Front cover of the Senate report that began local games censorship
Front cover of the Senate report that led to computer games censorship in Australia.

Senate Select Committee on Community Standards Relevant to the Supply of Services Utilising Electronic Technologies [Senate Committee]. (1994). Report on overseas sourced audiotex services, video and computer games, r-rated material on pay tv. Canberra: Senate Committee.

Although the Senate Committee's earlier Report mentioned computer games in far greater detail, this 1994 publication is important owing to its references to the fact that the Senators, particularly John Tierney (Liberal),  were growing impatient that their recommendations were not being implemented as rapidly as they would have liked them to be.  They restate their earlier concerns about computer games and mention that actions were already being taken against these games overseas and that Australia should do the same.
 

Senate Select Committee on Community Standards Relevant to the Supply of Services Utilising Electronic Technologies [Senate Committee] (1996a). Ministerial committee inquiry into the portrayal of violence in the electronic media - summary of submissions.  Canberra: Senate Committee.

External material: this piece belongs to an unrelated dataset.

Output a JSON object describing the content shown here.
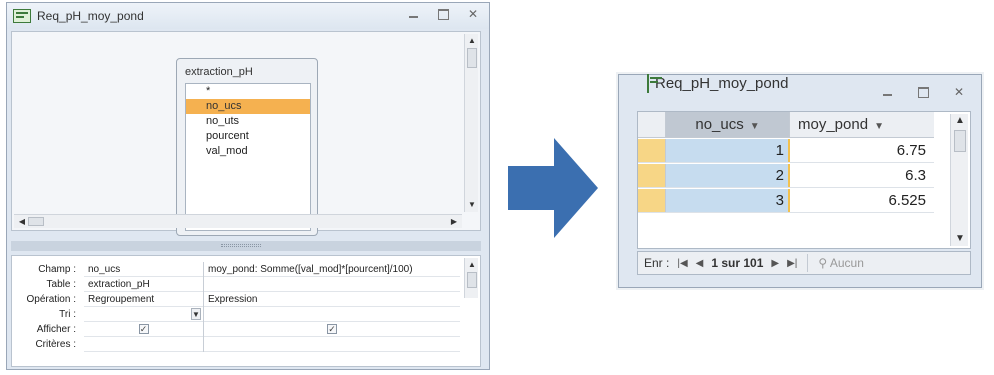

In the wake of the 1996 Port Arthur Massacre and the subsequent speculation that the perpetrator may have been negatively influenced by his video collection, public outcry against violence in the media was quite vocal and caused the newly elected Coalition Federal Government to launch a Ministerial inquiry into this matter.  Hundreds of submissions were received, all but one percent calling for a crackdown on this violence.  These matters were later referred to the Senate Committee that usually handles such issues.  The summary makes special mention of the fact that there was very little evidence of detailed knowledge of computer games among the submissions, even among those which mentioned them alongside film and video as being in need of a Government crackdown.
 

Senate Select Committee on Community Standards Relevant to the Supply of Services Utilising Electronic Technologies [Senate Committee] (1996b). The portrayal of violence in the electronic media - seminar program.  Canberra: Senate Committee.

The Senate Committee's 1996 inquiry into violence in the media included a seminar held at Parliament House, Canberra on 29 November, 1996 to which relevant community and Government representatives were invited, particularly those whose submissions to the earlier Ministerial inquiry had made a significant impression on the Senators.  This seminar had an agenda that included opportunities to discuss computer games censorship issues, but this chance was passed up by all but a couple of the dozens of participants.  The comments that were raised about computer games, however, were strongly held by members of both sides of the censorship debate surrounding them.  Overall, the agenda was heavily weighted towards supporting the increased censorship position.
 

Senate Select Committee on Community Standards Relevant to the Supply of Services Utilising Electronic Technologies [Senate Committee]. (1997). Report on the portrayal of violence in the electronic media. Canberra: Senate Committee.

As the climax of almost a year of Federal Government investigation into ways in which to crackdown on violence in the electronic media, this Senate Report makes some powerful and revolutionary recommendations that reflect the strongly pro-censorship position held by almost all politicians and others involved in the inquiry process.  Recommendations against computer games include that it be made illegal to possess any such game banned due to violence.  Strangely, there is no evidence that any of their recommendations were ever put into place, quite unlike the situation with the Senate Committee's earlier Reports.
 
 

© Anthony Larme 2002
larme@hotmail.com
Comments and questions are most welcome